Objective. Off-loading is one of the crucial components of diabetic foot (DF) therapy. However, there remains a paucity of studies on the most suitable off-loading for DF patients under postoperative care. The aim of our study was to evaluate the effect of different protective off-loading devices on healing and postoperative complications in DF patients following limb preservation surgery. Methods. This observational study comprised 127 DF patients.

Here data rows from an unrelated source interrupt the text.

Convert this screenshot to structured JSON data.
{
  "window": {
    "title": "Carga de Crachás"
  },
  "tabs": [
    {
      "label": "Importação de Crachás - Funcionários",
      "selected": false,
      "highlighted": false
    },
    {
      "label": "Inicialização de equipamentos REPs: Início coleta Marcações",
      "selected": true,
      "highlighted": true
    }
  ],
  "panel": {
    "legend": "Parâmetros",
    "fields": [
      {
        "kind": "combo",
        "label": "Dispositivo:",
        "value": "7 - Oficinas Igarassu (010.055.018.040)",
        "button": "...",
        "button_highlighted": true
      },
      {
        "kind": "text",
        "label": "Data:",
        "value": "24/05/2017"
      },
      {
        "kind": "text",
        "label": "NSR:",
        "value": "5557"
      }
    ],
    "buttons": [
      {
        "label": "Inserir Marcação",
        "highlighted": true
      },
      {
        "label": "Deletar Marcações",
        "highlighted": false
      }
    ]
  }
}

All enrolled patients had undergone foot surgery and were off-loaded empirically as follows: wheelchair+removable contact splint (RCS) (group R: 29.2%), wheelchair only (group W: 48%), and wheelchair+removable prefabricated device (group WP: 22.8%). We compared the primary (e.g., the number of healed patients, healing time, and duration of antibiotic (ATB) therapy) and secondary outcomes (e.g., number of reamputations and number and duration of rehospitalizations) with regard to the operation regions across all study groups. Results. The lowest number of postoperative complications (number of reamputations: p=0.028; rehospitalizations: p=0.0085; and major amputations: p=0.02) was in group R compared to groups W and WP. There was a strong trend toward a higher percentage of healed patients (78.4% vs. 55.7% and 65.5%; p=0.068) over a shorter duration (13.7 vs. 16.5 and 20.3 weeks; p=0.055) in the R group, as well. Furthermore, our subanalysis revealed better primary outcomes in patients operated in the midfoot and better secondary outcomes in patients after forefoot surgery-odds ratios favouring the R group included healing at 2.5 (95% CI, 1.04-6.15; p=0.037), reamputations at 0.32 (95% CI, 0.12-0.84; p=0.018), and rehospitalizations at 0.22 (95% CI, 0.08-0.58; p=0.0013). Conclusions. This observational study suggests that removable contact splint combined with a wheelchair is better than a wheelchair with or without removable off-loading device for accelerating wound healing after surgical procedures; it also minimises overall postoperative complications, reducing the number of reamputations by up to 77% and the number of rehospitalizations by up to 66%.
ASJC Scopus subject areas
- Endocrinology, Diabetes and Metabolism